Artificial intelligence (AI) is a hot topic in multiple industries. But why, and how, is artificial intelligence used in banking?
Regardless of whether financial institutions want to improve customer service, bolster personalization efforts, or optimize processes, AI-powered technology is something to consider.
The benefits of using AI
Machines are becoming more accurate than human beings. AI solutions have even been used to predict heart attacks before they happen.
A major reason why AI is so accurate has to do with machine learning. According to TechTarget, machine learning "allows software applications to become more accurate in predicting outcomes without being explicitly programmed."
As technology that employs machine learning continues to "learn," its accuracy increases. To jumpstart this learning, data scientists can provide the model with specific input and output information upfront. They can also be involved in giving the machine feedback on whether they were accurate or not. The more information the technology has access to, the more they will learn and improve.
Alongside accuracy, another benefit of AI is objectivity, which humans do not naturally have.
AI technology doesn't get tired, and can work 24/7. Because of this, AI based technology can serve hundreds of customers at once.
Ultimately, speed helps both customers and businesses.
For customers, this eliminates the need to wait in line, or on hold, for hours. Customers can instantly receive fast, personalized, and accurate customer service.
For businesses, this may result in significant cost savings. If an AI-powered voicebot can serve customers accurately and quickly, there's less of a need for human interference.
However, businesses must keep in mind that consumers still want human interaction – especially for high-value decisions. In fact, 45% of consumers said human-to-human communication during their final decision to "purchase" is critical.

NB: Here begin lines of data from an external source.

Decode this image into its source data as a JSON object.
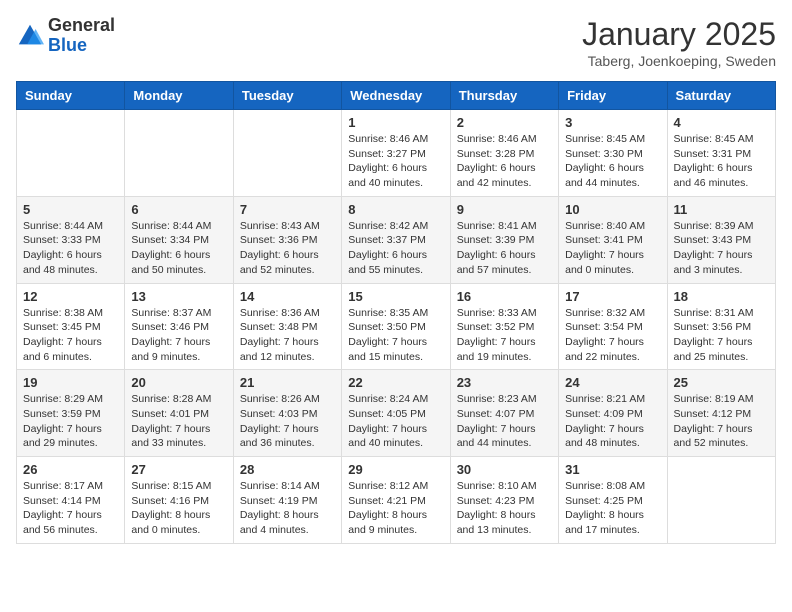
{
  "logo": {
    "general": "General",
    "blue": "Blue"
  },
  "title": "January 2025",
  "location": "Taberg, Joenkoeping, Sweden",
  "days_of_week": [
    "Sunday",
    "Monday",
    "Tuesday",
    "Wednesday",
    "Thursday",
    "Friday",
    "Saturday"
  ],
  "weeks": [
    [
      {
        "day": "",
        "info": ""
      },
      {
        "day": "",
        "info": ""
      },
      {
        "day": "",
        "info": ""
      },
      {
        "day": "1",
        "info": "Sunrise: 8:46 AM\nSunset: 3:27 PM\nDaylight: 6 hours\nand 40 minutes."
      },
      {
        "day": "2",
        "info": "Sunrise: 8:46 AM\nSunset: 3:28 PM\nDaylight: 6 hours\nand 42 minutes."
      },
      {
        "day": "3",
        "info": "Sunrise: 8:45 AM\nSunset: 3:30 PM\nDaylight: 6 hours\nand 44 minutes."
      },
      {
        "day": "4",
        "info": "Sunrise: 8:45 AM\nSunset: 3:31 PM\nDaylight: 6 hours\nand 46 minutes."
      }
    ],
    [
      {
        "day": "5",
        "info": "Sunrise: 8:44 AM\nSunset: 3:33 PM\nDaylight: 6 hours\nand 48 minutes."
      },
      {
        "day": "6",
        "info": "Sunrise: 8:44 AM\nSunset: 3:34 PM\nDaylight: 6 hours\nand 50 minutes."
      },
      {
        "day": "7",
        "info": "Sunrise: 8:43 AM\nSunset: 3:36 PM\nDaylight: 6 hours\nand 52 minutes."
      },
      {
        "day": "8",
        "info": "Sunrise: 8:42 AM\nSunset: 3:37 PM\nDaylight: 6 hours\nand 55 minutes."
      },
      {
        "day": "9",
        "info": "Sunrise: 8:41 AM\nSunset: 3:39 PM\nDaylight: 6 hours\nand 57 minutes."
      },
      {
        "day": "10",
        "info": "Sunrise: 8:40 AM\nSunset: 3:41 PM\nDaylight: 7 hours\nand 0 minutes."
      },
      {
        "day": "11",
        "info": "Sunrise: 8:39 AM\nSunset: 3:43 PM\nDaylight: 7 hours\nand 3 minutes."
      }
    ],
    [
      {
        "day": "12",
        "info": "Sunrise: 8:38 AM\nSunset: 3:45 PM\nDaylight: 7 hours\nand 6 minutes."
      },
      {
        "day": "13",
        "info": "Sunrise: 8:37 AM\nSunset: 3:46 PM\nDaylight: 7 hours\nand 9 minutes."
      },
      {
        "day": "14",
        "info": "Sunrise: 8:36 AM\nSunset: 3:48 PM\nDaylight: 7 hours\nand 12 minutes."
      },
      {
        "day": "15",
        "info": "Sunrise: 8:35 AM\nSunset: 3:50 PM\nDaylight: 7 hours\nand 15 minutes."
      },
      {
        "day": "16",
        "info": "Sunrise: 8:33 AM\nSunset: 3:52 PM\nDaylight: 7 hours\nand 19 minutes."
      },
      {
        "day": "17",
        "info": "Sunrise: 8:32 AM\nSunset: 3:54 PM\nDaylight: 7 hours\nand 22 minutes."
      },
      {
        "day": "18",
        "info": "Sunrise: 8:31 AM\nSunset: 3:56 PM\nDaylight: 7 hours\nand 25 minutes."
      }
    ],
    [
      {
        "day": "19",
        "info": "Sunrise: 8:29 AM\nSunset: 3:59 PM\nDaylight: 7 hours\nand 29 minutes."
      },
      {
        "day": "20",
        "info": "Sunrise: 8:28 AM\nSunset: 4:01 PM\nDaylight: 7 hours\nand 33 minutes."
      },
      {
        "day": "21",
        "info": "Sunrise: 8:26 AM\nSunset: 4:03 PM\nDaylight: 7 hours\nand 36 minutes."
      },
      {
        "day": "22",
        "info": "Sunrise: 8:24 AM\nSunset: 4:05 PM\nDaylight: 7 hours\nand 40 minutes."
      },
      {
        "day": "23",
        "info": "Sunrise: 8:23 AM\nSunset: 4:07 PM\nDaylight: 7 hours\nand 44 minutes."
      },
      {
        "day": "24",
        "info": "Sunrise: 8:21 AM\nSunset: 4:09 PM\nDaylight: 7 hours\nand 48 minutes."
      },
      {
        "day": "25",
        "info": "Sunrise: 8:19 AM\nSunset: 4:12 PM\nDaylight: 7 hours\nand 52 minutes."
      }
    ],
    [
      {
        "day": "26",
        "info": "Sunrise: 8:17 AM\nSunset: 4:14 PM\nDaylight: 7 hours\nand 56 minutes."
      },
      {
        "day": "27",
        "info": "Sunrise: 8:15 AM\nSunset: 4:16 PM\nDaylight: 8 hours\nand 0 minutes."
      },
      {
        "day": "28",
        "info": "Sunrise: 8:14 AM\nSunset: 4:19 PM\nDaylight: 8 hours\nand 4 minutes."
      },
      {
        "day": "29",
        "info": "Sunrise: 8:12 AM\nSunset: 4:21 PM\nDaylight: 8 hours\nand 9 minutes."
      },
      {
        "day": "30",
        "info": "Sunrise: 8:10 AM\nSunset: 4:23 PM\nDaylight: 8 hours\nand 13 minutes."
      },
      {
        "day": "31",
        "info": "Sunrise: 8:08 AM\nSunset: 4:25 PM\nDaylight: 8 hours\nand 17 minutes."
      },
      {
        "day": "",
        "info": ""
      }
    ]
  ]
}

AI can help provide the ultimate personalized experience.
One example of a company that uses AI for better personalization is Amazon. As you shop, machine learning algorithms see (and learn from) what you view, buy, and add to your cart. This information is then used to provide specific product recommendations and suggestions.
Another example of machine learning in the workplace can be found in your Gmail account. Google first rolled out Smart Reply in 2017, which helps users quickly respond to emails with curated responses that are appropriate responses to the email you received. As you continue to use Smart Reply, machine learning will learn to suggest responses that sound the most like you. For example, using "Sounds good" versus "Sounds good!"
How banks use AI
JPMorgan Chase, Bank of America, Lloyds Banking Group, and NatWest are just a few examples of the banks that are incorporating this kind of technology into their business. Let's see how they're using it:
JPMorgan Chase has multiple areas where they're using machine learning.
The first is called Contract Intelligence or COiN, and is used to analyze and extract information from important documents. JPMorgan Chase used this to process 12,000 credit agreements in seconds instead of the typical 360,000 hours.
JPMorgan Chase is also using AI in the creation of their pricing and quoting tools, and in the recommendations they give customers.
Bank of America
In May 2018, Bank of America launched an AI-driven virtual assistant called "Erica" to their 25 million mobile banking customers.
Erica's capabilities are constantly evolving, but currently she can:
- Help customers access information (account activity, routing numbers, bills)
- Transfer money between accounts
- Schedule an in-person meeting at a branch
- Locate the nearest branch
- Educate about money management
When asked about Erica, Aditya Bhasin, head of consumer and wealth management tech, said:
“Erica’s knowledge of banking and financial services increases with every client interaction. In time, Erica will have the insights to not only help pay a friend or list your transactions at a specific merchant, but also help you make better financial decisions by analyzing your habits and providing guidance.”
In November 2018, Bank of America announced that Erica had 4 million users. As of March 2019, that number is 6 million users. It's safe to say that Erica is here to stay.
Lloyds Banking Group
They're using AI to help their human employees. When providing customer service, employees use chatbots to help them access relevant information faster.
When asked about their reasoning for using a combination of humans and technology, Marc Lien, director of digital development and applied sciences, said:
“For us, it’s about augmentation rather than pure automation — pairing brilliant people in our business with increasingly smart technology to deliver great things.”
NatWest started a pilot program in 2017 with an AI-powered virtual bank teller named Cora. Cora can answer up to 200 basic questions, so customer service representatives are only involved in complex, high-impact customer questions.
As of February 2018, Cora has about 100,000 conversations a month, but she is projected to have up to 2 million per month by the end of the year.
When asked about Cora, Kevin Hanley, director of innovation at NatWest said:
"We’re really excited about this technology because we think it could create another way for our customers to bank with us on top of the usual services we offer and be used to help answer questions round the clock, whilst cutting queuing times for simple questions. The technology has real potential for the future."
AI and machine learning helps both banks and consumers improve accuracy, speed, and convenience. What else do consumers want from banks today? Check out our Modern Banking Research to learn more.
October 15, 2019
3 minute read